Report all lines of the records that contain "gmail".

---

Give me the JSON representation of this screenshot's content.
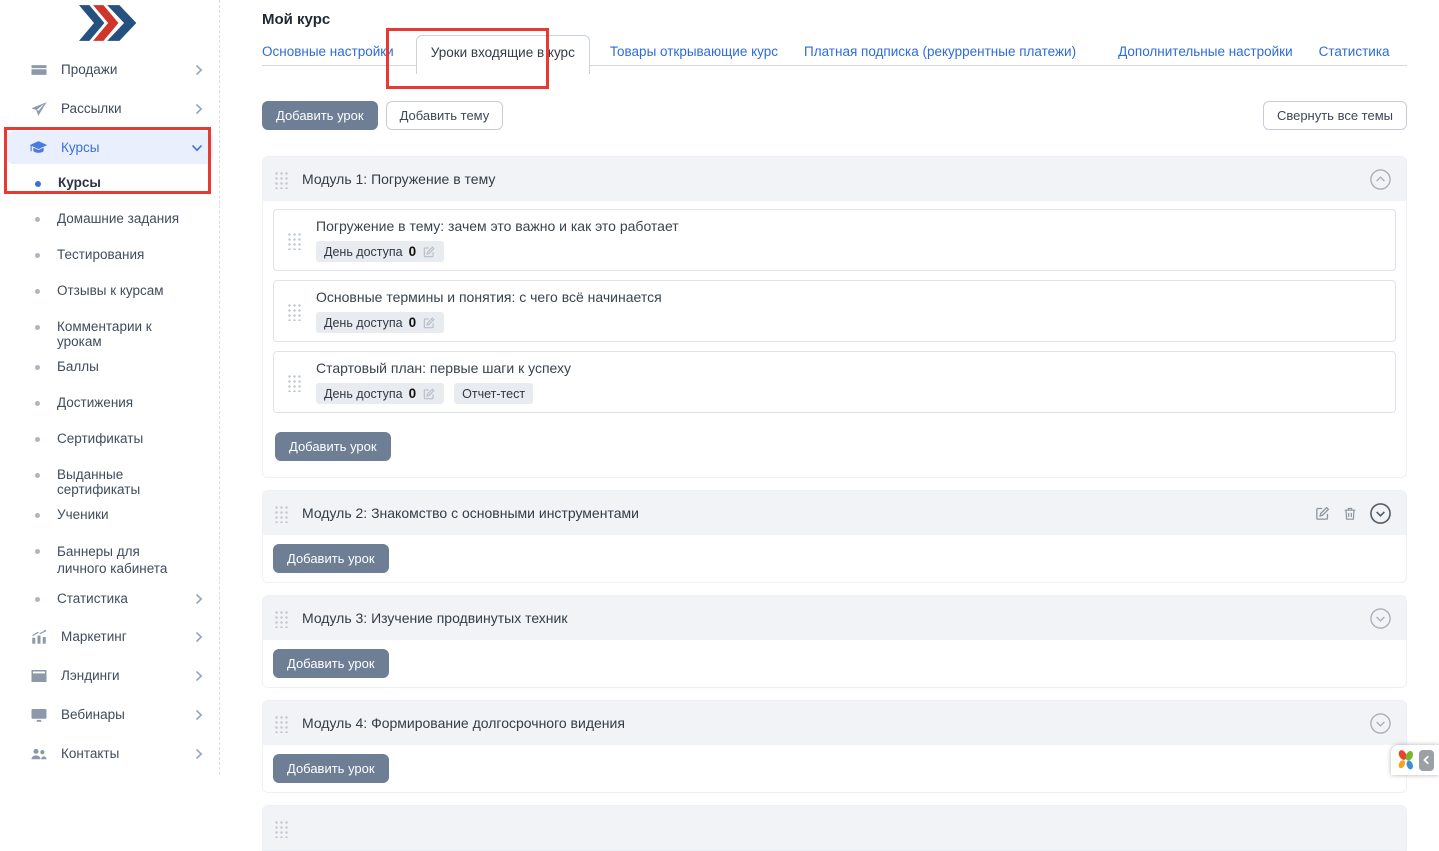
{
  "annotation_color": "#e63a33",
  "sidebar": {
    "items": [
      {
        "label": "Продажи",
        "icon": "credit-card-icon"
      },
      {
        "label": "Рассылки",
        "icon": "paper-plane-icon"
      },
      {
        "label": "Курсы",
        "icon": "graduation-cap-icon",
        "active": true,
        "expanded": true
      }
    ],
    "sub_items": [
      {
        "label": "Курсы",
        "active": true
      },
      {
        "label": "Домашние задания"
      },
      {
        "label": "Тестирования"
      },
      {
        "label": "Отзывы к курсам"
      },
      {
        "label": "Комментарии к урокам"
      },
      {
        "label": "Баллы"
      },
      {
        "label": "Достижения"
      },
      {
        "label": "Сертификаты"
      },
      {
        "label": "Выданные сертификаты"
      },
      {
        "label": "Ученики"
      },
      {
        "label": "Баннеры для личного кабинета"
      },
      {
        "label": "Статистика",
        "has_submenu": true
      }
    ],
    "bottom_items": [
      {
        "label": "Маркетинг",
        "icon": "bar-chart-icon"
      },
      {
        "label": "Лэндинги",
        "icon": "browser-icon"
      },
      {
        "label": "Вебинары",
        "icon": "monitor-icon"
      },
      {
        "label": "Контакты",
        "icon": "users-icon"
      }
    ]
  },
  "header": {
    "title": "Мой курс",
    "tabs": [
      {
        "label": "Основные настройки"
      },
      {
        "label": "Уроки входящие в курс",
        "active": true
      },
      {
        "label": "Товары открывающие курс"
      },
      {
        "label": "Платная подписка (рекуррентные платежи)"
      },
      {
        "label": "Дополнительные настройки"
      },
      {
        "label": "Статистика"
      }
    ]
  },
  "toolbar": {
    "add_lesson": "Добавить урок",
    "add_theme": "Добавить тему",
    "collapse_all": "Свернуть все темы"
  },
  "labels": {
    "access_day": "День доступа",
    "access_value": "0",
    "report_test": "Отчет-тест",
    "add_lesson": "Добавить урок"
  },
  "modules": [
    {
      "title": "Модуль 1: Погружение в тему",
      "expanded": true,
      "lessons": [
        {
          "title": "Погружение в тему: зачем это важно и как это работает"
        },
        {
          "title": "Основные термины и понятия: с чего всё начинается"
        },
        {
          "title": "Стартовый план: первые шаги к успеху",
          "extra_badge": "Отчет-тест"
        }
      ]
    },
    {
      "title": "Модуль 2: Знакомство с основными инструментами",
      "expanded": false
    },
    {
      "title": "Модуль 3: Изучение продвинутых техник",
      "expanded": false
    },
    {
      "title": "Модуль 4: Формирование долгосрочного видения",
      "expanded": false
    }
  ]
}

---

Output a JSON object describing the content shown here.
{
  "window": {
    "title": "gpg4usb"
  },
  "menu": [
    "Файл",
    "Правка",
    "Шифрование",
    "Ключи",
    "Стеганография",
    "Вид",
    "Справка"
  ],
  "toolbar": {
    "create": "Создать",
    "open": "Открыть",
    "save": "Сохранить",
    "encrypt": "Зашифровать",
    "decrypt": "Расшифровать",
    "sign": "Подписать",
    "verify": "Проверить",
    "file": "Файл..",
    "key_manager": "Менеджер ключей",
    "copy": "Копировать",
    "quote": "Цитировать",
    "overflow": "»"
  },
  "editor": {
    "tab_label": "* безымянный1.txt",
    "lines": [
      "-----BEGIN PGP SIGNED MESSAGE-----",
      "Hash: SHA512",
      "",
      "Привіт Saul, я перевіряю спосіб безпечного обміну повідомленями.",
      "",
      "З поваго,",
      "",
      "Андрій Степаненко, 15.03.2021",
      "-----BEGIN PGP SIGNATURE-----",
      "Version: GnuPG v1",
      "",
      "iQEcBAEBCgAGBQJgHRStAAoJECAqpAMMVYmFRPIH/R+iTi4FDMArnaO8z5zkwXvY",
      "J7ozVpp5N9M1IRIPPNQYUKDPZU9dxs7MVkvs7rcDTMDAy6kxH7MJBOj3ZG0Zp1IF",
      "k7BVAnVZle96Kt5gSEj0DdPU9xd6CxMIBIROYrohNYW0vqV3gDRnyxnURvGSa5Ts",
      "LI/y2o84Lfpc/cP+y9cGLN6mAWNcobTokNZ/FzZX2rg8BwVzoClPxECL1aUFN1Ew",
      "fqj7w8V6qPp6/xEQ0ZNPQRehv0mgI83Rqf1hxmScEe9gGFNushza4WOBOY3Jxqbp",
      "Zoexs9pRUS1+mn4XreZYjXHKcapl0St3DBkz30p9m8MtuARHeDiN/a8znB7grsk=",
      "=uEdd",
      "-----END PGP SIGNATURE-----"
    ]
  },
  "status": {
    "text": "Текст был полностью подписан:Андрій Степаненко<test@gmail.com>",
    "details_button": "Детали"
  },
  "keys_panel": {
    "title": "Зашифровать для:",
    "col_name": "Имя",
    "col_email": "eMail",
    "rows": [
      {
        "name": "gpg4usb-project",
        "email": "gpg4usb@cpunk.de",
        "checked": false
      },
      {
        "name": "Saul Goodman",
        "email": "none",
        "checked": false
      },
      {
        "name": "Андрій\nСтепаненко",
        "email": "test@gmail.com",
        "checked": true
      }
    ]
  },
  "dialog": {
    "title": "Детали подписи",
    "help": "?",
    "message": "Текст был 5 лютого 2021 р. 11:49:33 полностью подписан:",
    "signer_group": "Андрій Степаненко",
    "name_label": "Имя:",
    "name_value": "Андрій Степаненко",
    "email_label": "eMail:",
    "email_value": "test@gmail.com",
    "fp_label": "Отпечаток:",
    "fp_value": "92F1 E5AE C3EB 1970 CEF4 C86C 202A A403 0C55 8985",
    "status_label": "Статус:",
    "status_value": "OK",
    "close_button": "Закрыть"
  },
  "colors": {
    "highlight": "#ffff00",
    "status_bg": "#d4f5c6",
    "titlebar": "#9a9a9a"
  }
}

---

## Your solution
    "text": "Текст был полностью подписан:Андрій Степаненко<test@gmail.com>",
        "email": "test@gmail.com",
    "email_value": "test@gmail.com",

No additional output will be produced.